  35. The diffusion limit The diffusion limit is the limit of k>> | lnT|, | ln|, | lnk | In this limit we can apply the asymptotic expansion: In the quasi-static LTE case the diffusion limit is equivalent to the approximation of radiative thermal conduction:

  36. Consider two opposite beamlets propagating along an infinitely thin column h: Heating by two opposite beamlets in the diffusion limit In the diffusion limit we have Having combined the two opposite beams, we get Conclusion: our finite-difference scheme must correctly reproduce the 2nd spatial derivatives of the unknown function Iν– i.e. to be of high order accuracy! The latter is a major challenge for non-rectangular grids in 2 and 3 dimensions – and especially so when the cell optical thickness Δτ >> 1!

  37. Achievements We have developed an original numerical scheme for radiation transport which • is strictly positive, • from the practical point of view ― reproduces the diffusion limit with a fair degree of accuracy on not too strongly distorted meshes, • works robustly in both (x,y) and (r,z) geometries. Failures Our numerical scheme • is not conservative (violates the finite-difference version of the Gauss theorem), and • hasno strict convergence in the diffusion limit.

  38. Radiation transport: test problems

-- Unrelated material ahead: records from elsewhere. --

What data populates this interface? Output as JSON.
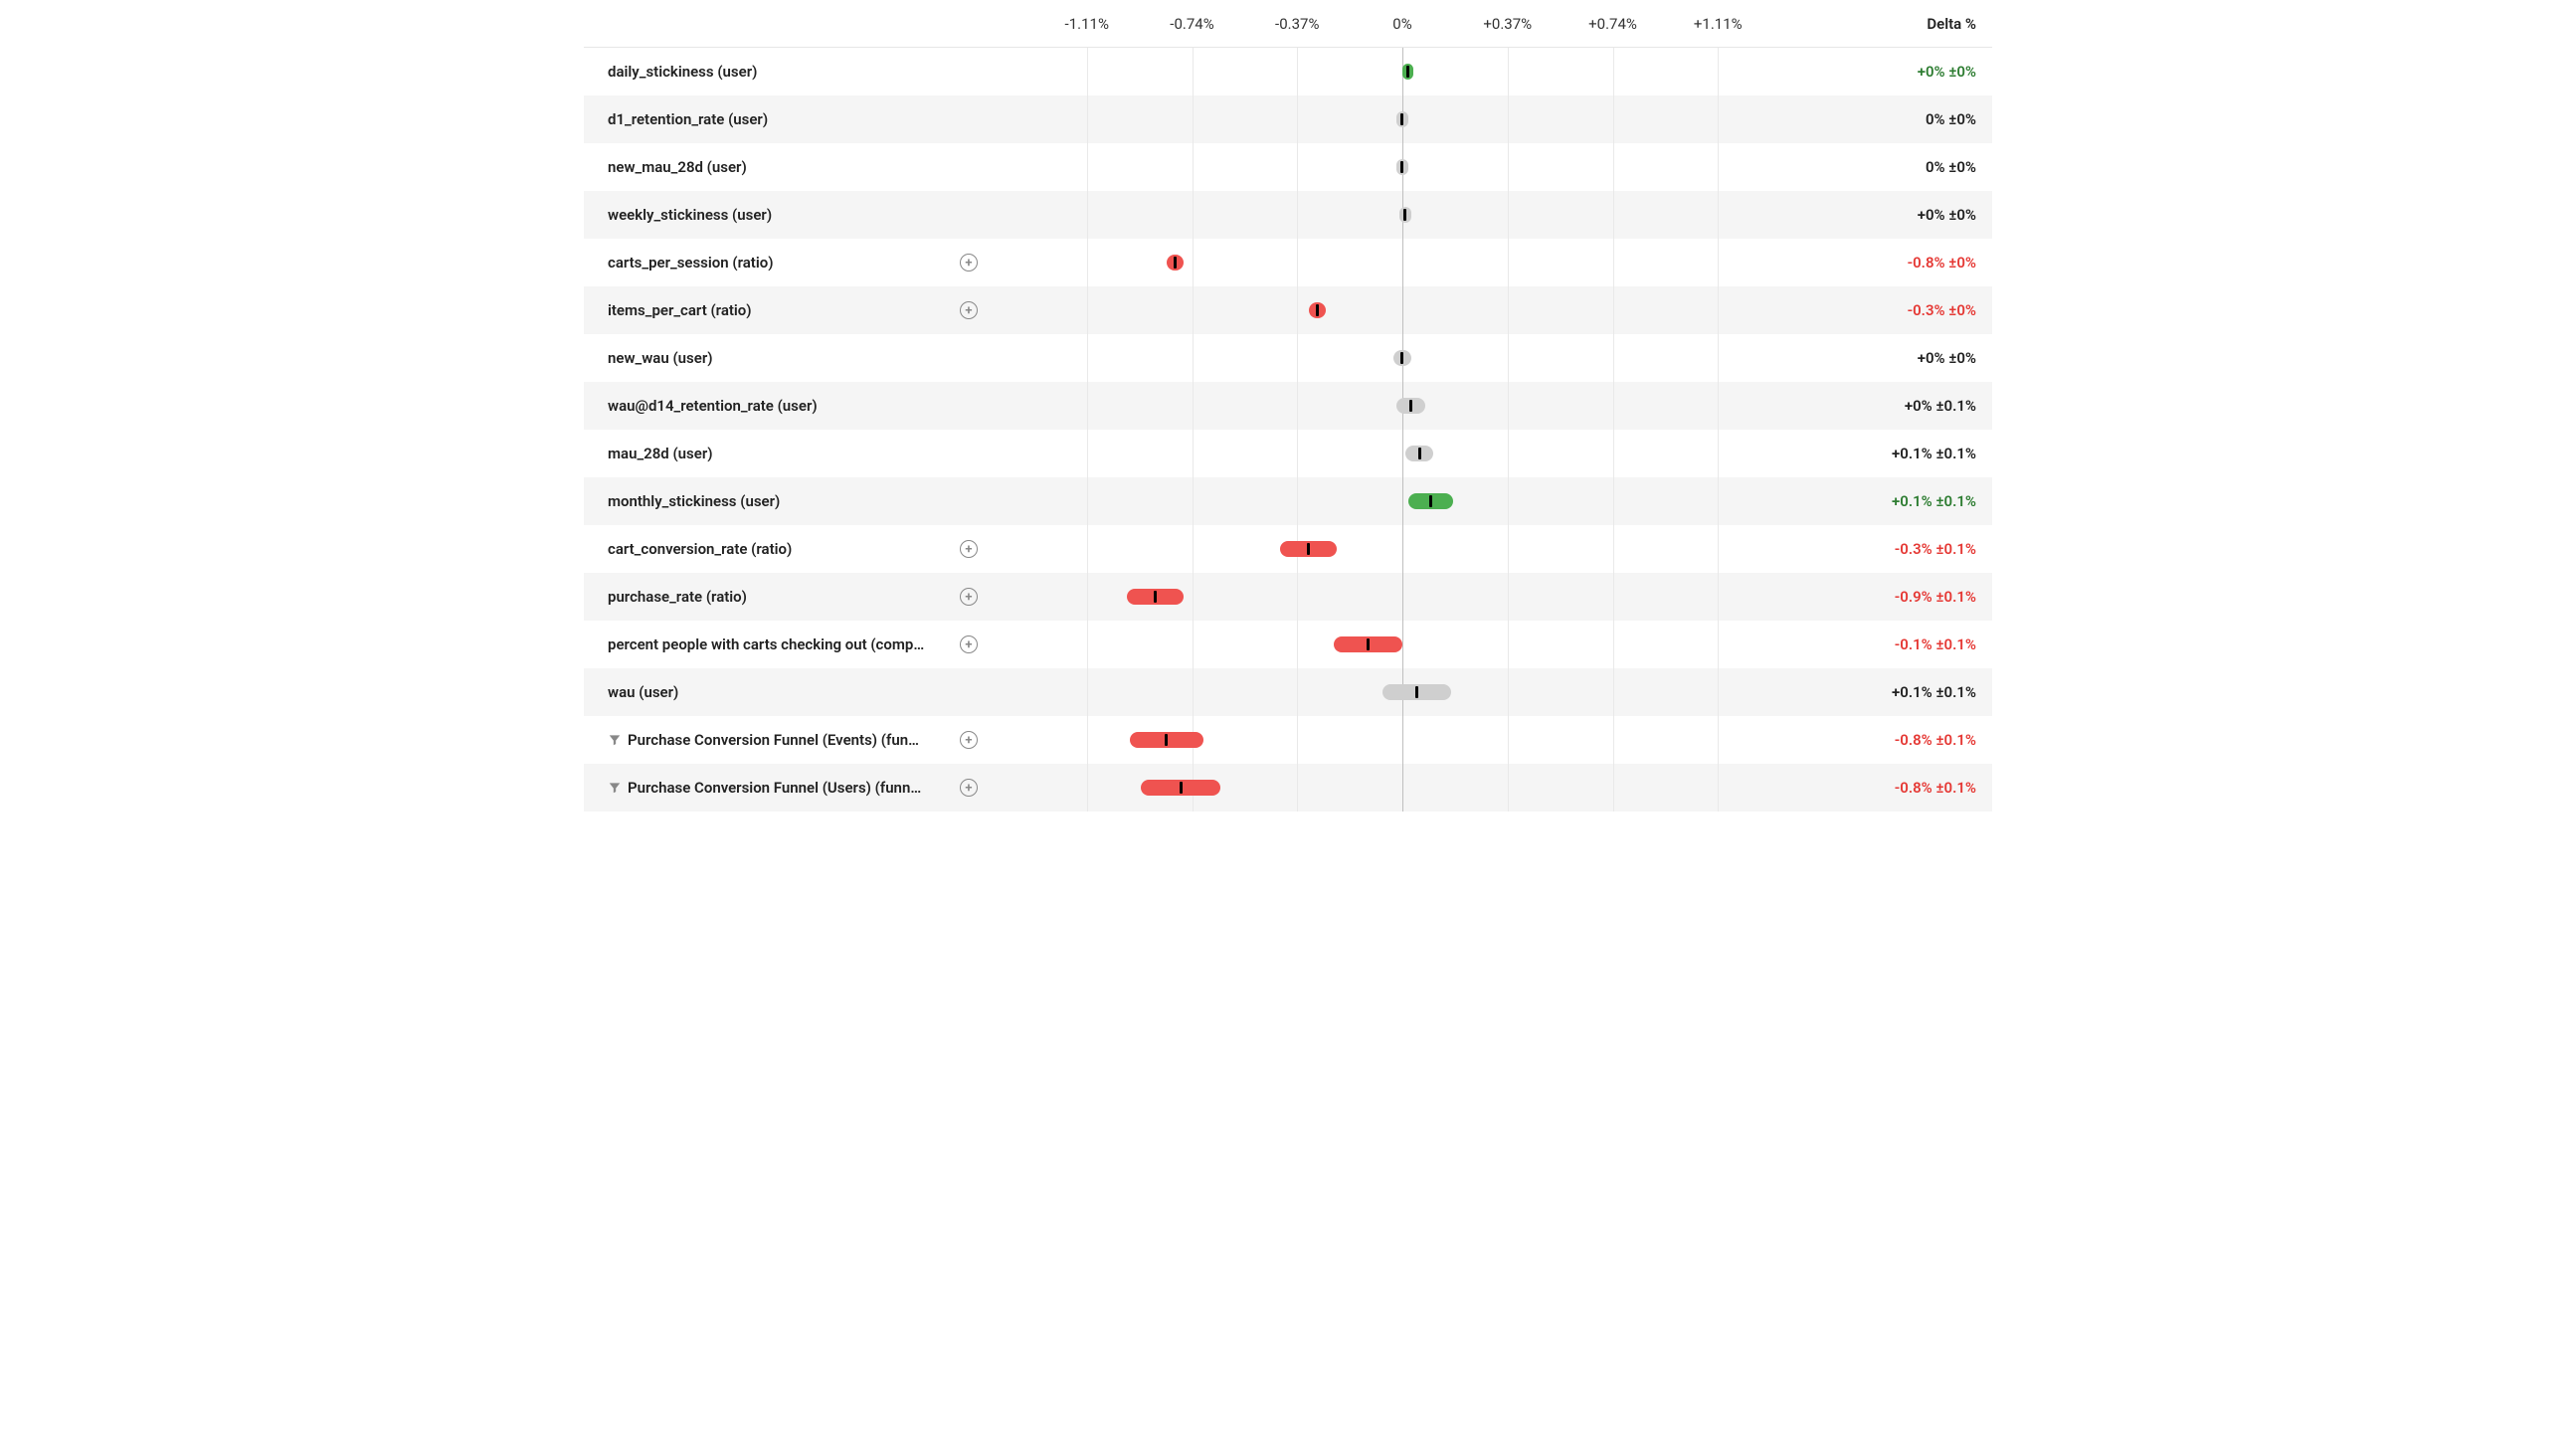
{
  "axis": {
    "min": -1.48,
    "max": 1.48,
    "ticks": [
      -1.11,
      -0.74,
      -0.37,
      0,
      0.37,
      0.74,
      1.11
    ],
    "tick_labels": [
      "-1.11%",
      "-0.74%",
      "-0.37%",
      "0%",
      "+0.37%",
      "+0.74%",
      "+1.11%"
    ],
    "delta_header": "Delta %"
  },
  "metrics": [
    {
      "label": "daily_stickiness (user)",
      "has_filter": false,
      "has_plus": false,
      "color": "green",
      "point": 0.02,
      "ci": 0.02,
      "delta_text": "+0% ±0%",
      "delta_color": "green"
    },
    {
      "label": "d1_retention_rate (user)",
      "has_filter": false,
      "has_plus": false,
      "color": "gray",
      "point": 0.0,
      "ci": 0.02,
      "delta_text": "0% ±0%",
      "delta_color": "black"
    },
    {
      "label": "new_mau_28d (user)",
      "has_filter": false,
      "has_plus": false,
      "color": "gray",
      "point": 0.0,
      "ci": 0.02,
      "delta_text": "0% ±0%",
      "delta_color": "black"
    },
    {
      "label": "weekly_stickiness (user)",
      "has_filter": false,
      "has_plus": false,
      "color": "gray",
      "point": 0.01,
      "ci": 0.02,
      "delta_text": "+0% ±0%",
      "delta_color": "black"
    },
    {
      "label": "carts_per_session (ratio)",
      "has_filter": false,
      "has_plus": true,
      "color": "red",
      "point": -0.8,
      "ci": 0.03,
      "delta_text": "-0.8% ±0%",
      "delta_color": "red"
    },
    {
      "label": "items_per_cart (ratio)",
      "has_filter": false,
      "has_plus": true,
      "color": "red",
      "point": -0.3,
      "ci": 0.03,
      "delta_text": "-0.3% ±0%",
      "delta_color": "red"
    },
    {
      "label": "new_wau (user)",
      "has_filter": false,
      "has_plus": false,
      "color": "gray",
      "point": 0.0,
      "ci": 0.03,
      "delta_text": "+0% ±0%",
      "delta_color": "black"
    },
    {
      "label": "wau@d14_retention_rate (user)",
      "has_filter": false,
      "has_plus": false,
      "color": "gray",
      "point": 0.03,
      "ci": 0.05,
      "delta_text": "+0% ±0.1%",
      "delta_color": "black"
    },
    {
      "label": "mau_28d (user)",
      "has_filter": false,
      "has_plus": false,
      "color": "gray",
      "point": 0.06,
      "ci": 0.05,
      "delta_text": "+0.1% ±0.1%",
      "delta_color": "black"
    },
    {
      "label": "monthly_stickiness (user)",
      "has_filter": false,
      "has_plus": false,
      "color": "green",
      "point": 0.1,
      "ci": 0.08,
      "delta_text": "+0.1% ±0.1%",
      "delta_color": "green"
    },
    {
      "label": "cart_conversion_rate (ratio)",
      "has_filter": false,
      "has_plus": true,
      "color": "red",
      "point": -0.33,
      "ci": 0.1,
      "delta_text": "-0.3% ±0.1%",
      "delta_color": "red"
    },
    {
      "label": "purchase_rate (ratio)",
      "has_filter": false,
      "has_plus": true,
      "color": "red",
      "point": -0.87,
      "ci": 0.1,
      "delta_text": "-0.9% ±0.1%",
      "delta_color": "red"
    },
    {
      "label": "percent people with carts checking out (comp…",
      "has_filter": false,
      "has_plus": true,
      "color": "red",
      "point": -0.12,
      "ci": 0.12,
      "delta_text": "-0.1% ±0.1%",
      "delta_color": "red"
    },
    {
      "label": "wau (user)",
      "has_filter": false,
      "has_plus": false,
      "color": "gray",
      "point": 0.05,
      "ci": 0.12,
      "delta_text": "+0.1% ±0.1%",
      "delta_color": "black"
    },
    {
      "label": "Purchase Conversion Funnel (Events) (fun…",
      "has_filter": true,
      "has_plus": true,
      "color": "red",
      "point": -0.83,
      "ci": 0.13,
      "delta_text": "-0.8% ±0.1%",
      "delta_color": "red"
    },
    {
      "label": "Purchase Conversion Funnel (Users) (funn…",
      "has_filter": true,
      "has_plus": true,
      "color": "red",
      "point": -0.78,
      "ci": 0.14,
      "delta_text": "-0.8% ±0.1%",
      "delta_color": "red"
    }
  ],
  "chart_data": {
    "type": "scatter",
    "title": "",
    "xlabel": "Delta %",
    "ylabel": "",
    "xlim": [
      -1.48,
      1.48
    ],
    "series": [
      {
        "name": "daily_stickiness (user)",
        "point": 0.02,
        "ci": 0.02,
        "significance": "positive"
      },
      {
        "name": "d1_retention_rate (user)",
        "point": 0.0,
        "ci": 0.02,
        "significance": "neutral"
      },
      {
        "name": "new_mau_28d (user)",
        "point": 0.0,
        "ci": 0.02,
        "significance": "neutral"
      },
      {
        "name": "weekly_stickiness (user)",
        "point": 0.01,
        "ci": 0.02,
        "significance": "neutral"
      },
      {
        "name": "carts_per_session (ratio)",
        "point": -0.8,
        "ci": 0.03,
        "significance": "negative"
      },
      {
        "name": "items_per_cart (ratio)",
        "point": -0.3,
        "ci": 0.03,
        "significance": "negative"
      },
      {
        "name": "new_wau (user)",
        "point": 0.0,
        "ci": 0.03,
        "significance": "neutral"
      },
      {
        "name": "wau@d14_retention_rate (user)",
        "point": 0.03,
        "ci": 0.05,
        "significance": "neutral"
      },
      {
        "name": "mau_28d (user)",
        "point": 0.06,
        "ci": 0.05,
        "significance": "neutral"
      },
      {
        "name": "monthly_stickiness (user)",
        "point": 0.1,
        "ci": 0.08,
        "significance": "positive"
      },
      {
        "name": "cart_conversion_rate (ratio)",
        "point": -0.33,
        "ci": 0.1,
        "significance": "negative"
      },
      {
        "name": "purchase_rate (ratio)",
        "point": -0.87,
        "ci": 0.1,
        "significance": "negative"
      },
      {
        "name": "percent people with carts checking out (composite)",
        "point": -0.12,
        "ci": 0.12,
        "significance": "negative"
      },
      {
        "name": "wau (user)",
        "point": 0.05,
        "ci": 0.12,
        "significance": "neutral"
      },
      {
        "name": "Purchase Conversion Funnel (Events) (funnel)",
        "point": -0.83,
        "ci": 0.13,
        "significance": "negative"
      },
      {
        "name": "Purchase Conversion Funnel (Users) (funnel)",
        "point": -0.78,
        "ci": 0.14,
        "significance": "negative"
      }
    ]
  }
}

  39. Numerical diffusion: a searchlight beam in vacuum The short-characteristic method produces a significant amount of numerical diffusion for light beams with sharp edges. For thermal radiation a certain amount of numerical diffusion may be more an advantage than a drawback.

  40. Test problems: radiative cooling of a slab Computational mesh: Exact solution: Convergence of the Sn method Typical accuracy in problems with optically thin mesh cells is 12%.

  41. Diffusion limit in a slab No convergence, the error level depends on the level of mesh distortion.

  42. Test “fireball” (the limit of radiative heat conduction) Consider an initially hot unit sphere with T0 = 1 and k = 100/T. Propagation of a radial heat wave is governed by the conduction equation which admits an analytical self-similar solution with the front position

  43. Fireball expansion in xy-geometry By t = 0.002102926 the exact position of the front must be at r = 1.5.

  44. Final state: the conduction solution By t = 0.002102926 the exact position of the front must be at r = 1.5.

  45. Final state: the transport solution with k0 = 100 From practical point of view, in this particular case we observe a slow convergence to the exact diffusion solution.

  46. Final state: the transport solution with cell = 10 In this example we observe no convergence to the exact diffusion solution. Numerical energy “leak” is  40% !

  47. SN method: the “ray effect” Consider radiation transport from a central “hot” rod across a vacuum cavity. S6 Convergence of the Sn method

  48. Opacities

  49. Opacity options in RALEF-2D Here we profit from many years of a highly qualified work at KIAM (Moscow) in the group of Nikiforov-Uvarov-Novikov (the THERMOS code based on the Hartree-Fock-Slater atomic modeling). Opacity options: • power law, • ad hoc analytical, • inverse bremsstrahlung (analytical), . . . . . . . • GLT tables (source opacities from Novikov)

  50. Laser absorption in RALEF-2D • An arbitrary number of monochromatic cylindrical laser beams is allowed: for every beam the transfer equation is solved by the same method of short characteristics as for thermal radiation. • No refraction, no reflection, the inverse bremsstrahlung absorption coefficient, artificially enhanced absorption beyond the critical surface. Present model: